Here's a little taster of what is to come at our degree show this year.  Check out my classmates' work and some of my own as well as other juicy bits from the course!

 

 

november exhibitions

Posted on: November 10th, 2014 by libby

 

it's been a busy few months playing with motors and working with painted polyhedrons and this week i'm happy that my installation Computation Cloud is finished and ready to go.

the private view is on friday and the show will run for a week at the UAL High Holborn site.

computation cloud

if you can't make it down to Holborn for this, i have digital prints from the preparation of computation cloud in a group studio show at Elthorne studios in Archway this Wednesday running until Sunday and also in the post-graduate auction at Central St. Martin's Lethaby Gallery Tues- Thurs this week.  i'm lot number #43 and the auction takes place on Thursday evening.

black box

ackermann deconstruct

common keys to the creative process in art and science

Posted on: August 28th, 2014 by libby

 

Earlier this year The Journal of Wild Culture asked if I could write a piece about navigating the edge between art and science and after playing with a few ideas here are some new words thinking about a possible bridge between subject and some ruminations about how the link may also help to extend the New Aesthetic.  Follow the link to the article here.

One of the art works I talk about is this floor sculpture, below, by Tauba Auerbach.

 

 

Huzzah! I'm super happy to have my work feature in Made in Arts London summer collection.  Check out my profile (and a silly photo of me) here.

god's dice

 

 

Prof. Vlatko Vedral and I have previously worked together in academia, but we now pursue very different aspects of quantum physics.  We are both now exploring the possibilities in new territories forming between different areas of our practice - for Vlatko it is new territory is between quantum and classical  physics (the classical systems can even be biological ones),  for me it is the new territory between quantum physics and art.

In September, we will both be talking about our respective practices at an Ideas Matter Sphere event.  For more information and to book tickets, please follow this link.

covariance artwork

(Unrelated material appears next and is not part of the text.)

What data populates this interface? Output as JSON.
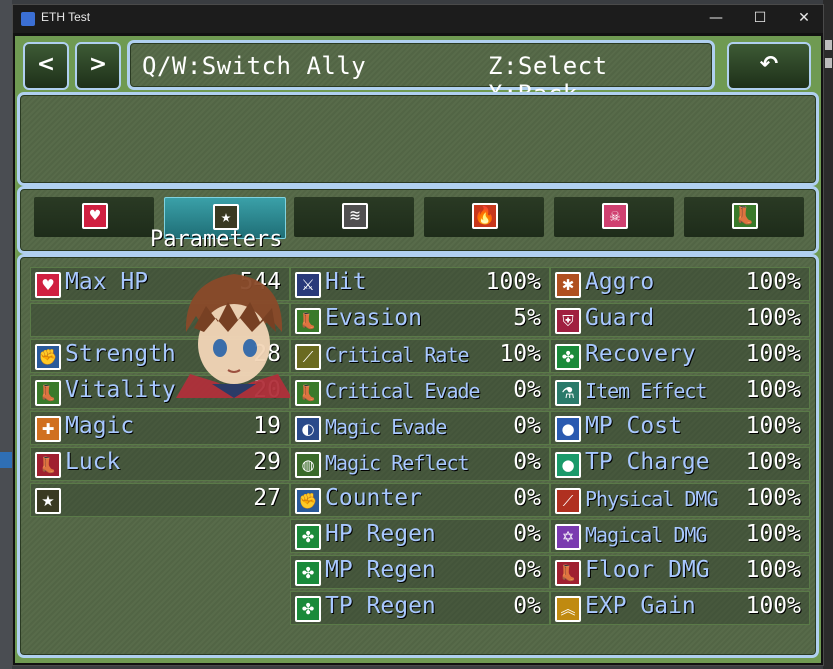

Posted on: July 24th, 2013 by libby No Comments

 

A covariance matrix contains the correlations between different random variables.  Covariance is, therefore, a well-suited title for the outcome of an art/science collaboration between artist Lyndall Phelps and particle physicist Ben Still.  The collaboration has lasted nine months, during which time Phelps and Still have found parallels in their respective research activities.  Like the famed particle accelerator CERN, which has millions of carefully placed components, Covariance is an installation comprised of hundreds of uniquely and intricately patterned perspex discs.  Covariance is promising to be a spectacular sight, and I'm very much looking forward to seeing it presented this summer in a surprise London location.

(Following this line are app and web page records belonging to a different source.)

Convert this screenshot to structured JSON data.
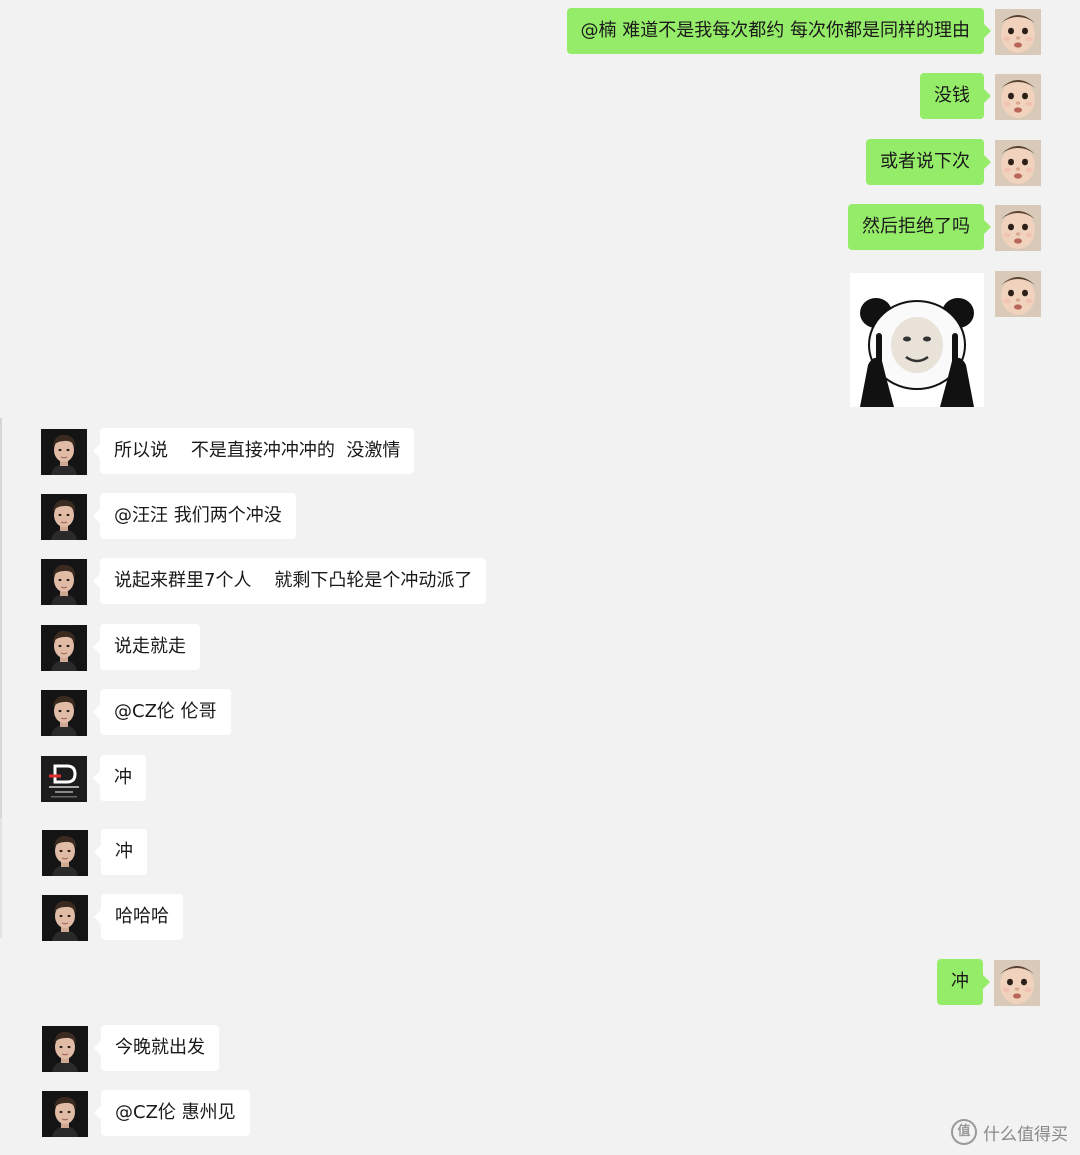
{
  "chat": {
    "messages": [
      {
        "side": "out",
        "type": "text",
        "text": "@楠 难道不是我每次都约 每次你都是同样的理由",
        "avatar": "baby-face-avatar"
      },
      {
        "side": "out",
        "type": "text",
        "text": "没钱",
        "avatar": "baby-face-avatar"
      },
      {
        "side": "out",
        "type": "text",
        "text": "或者说下次",
        "avatar": "baby-face-avatar"
      },
      {
        "side": "out",
        "type": "text",
        "text": "然后拒绝了吗",
        "avatar": "baby-face-avatar"
      },
      {
        "side": "out",
        "type": "sticker",
        "sticker": "panda-meme-sticker",
        "avatar": "baby-face-avatar"
      },
      {
        "side": "in",
        "type": "text",
        "text": "所以说    不是直接冲冲冲的  没激情",
        "avatar": "man-portrait-avatar"
      },
      {
        "side": "in",
        "type": "text",
        "text": "@汪汪 我们两个冲没",
        "avatar": "man-portrait-avatar"
      },
      {
        "side": "in",
        "type": "text",
        "text": "说起来群里7个人    就剩下凸轮是个冲动派了",
        "avatar": "man-portrait-avatar"
      },
      {
        "side": "in",
        "type": "text",
        "text": "说走就走",
        "avatar": "man-portrait-avatar"
      },
      {
        "side": "in",
        "type": "text",
        "text": "@CZ伦 伦哥",
        "avatar": "man-portrait-avatar"
      },
      {
        "side": "in",
        "type": "text",
        "text": "冲",
        "avatar": "dark-logo-avatar"
      },
      {
        "side": "in",
        "type": "text",
        "text": "冲",
        "avatar": "man-portrait-avatar"
      },
      {
        "side": "in",
        "type": "text",
        "text": "哈哈哈",
        "avatar": "man-portrait-avatar"
      },
      {
        "side": "out",
        "type": "text",
        "text": "冲",
        "avatar": "baby-face-avatar"
      },
      {
        "side": "in",
        "type": "text",
        "text": "今晚就出发",
        "avatar": "man-portrait-avatar"
      },
      {
        "side": "in",
        "type": "text",
        "text": "@CZ伦 惠州见",
        "avatar": "man-portrait-avatar"
      }
    ]
  },
  "watermark": {
    "icon_text": "值",
    "text": "什么值得买"
  },
  "colors": {
    "background": "#f2f2f2",
    "outgoing_bubble": "#95ec69",
    "incoming_bubble": "#ffffff"
  }
}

covariance

Lyndall Phelps putting together the perspex discs: Image courtesy of the Superposition blog.